Thursday, 24 July 2014
Last updated 4 hours ago
Apr 11 2011 | 1:56pm ET
From its London perch, CQS has already seen the future for distressed debt hedge funds, and expects that it won't be long before its U.S. rivals do as well.
That future, according to the US$10.5 billion firm, is in Europe, where the distressed debt cycle "is behind the U.S. by anywhere between 12 to 18 months," CQS's Mark Unferth told Bloomberg News. Standard & Poor's last month predicted that the continent could see a wave of defaults next year and in 2013, while Unferth said that "we will start to see European banks selling their distressed assets."
"Are we going to see a flood or is it going to be more dribs and drabs?" Unferth, himself based in New York, asked. "It's probably going to be somewhere in between."
As junk bond prices in the U.S. have rallied, Unferth said CQS is "allocating more capital to Europe." And it won't be alone: "You will see more U.S. distressed funds in Europe," he predicted.
Jul 8 2014 | 10:48am ET
The surge in derivatives regulation is among the most complex challenges facing the financial services industry today.
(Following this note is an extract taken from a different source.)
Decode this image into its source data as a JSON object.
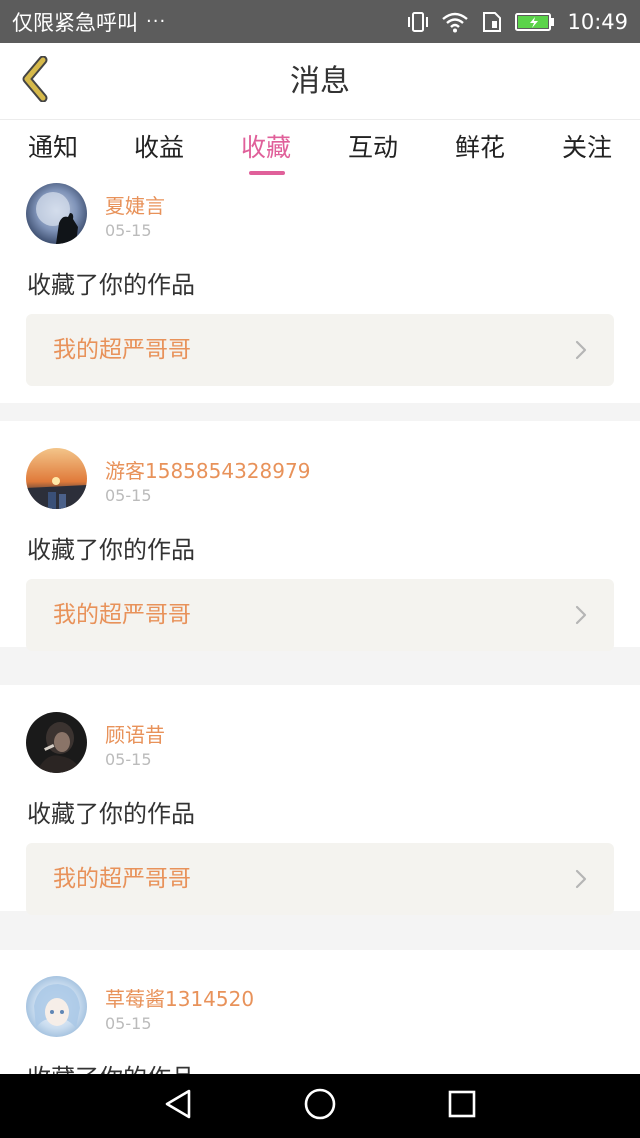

Northern Trust’s Joshua Satten recently spoke with FINalternatives to share insights into the challenges presented by new regulation and explore how the industry is responding. Read more…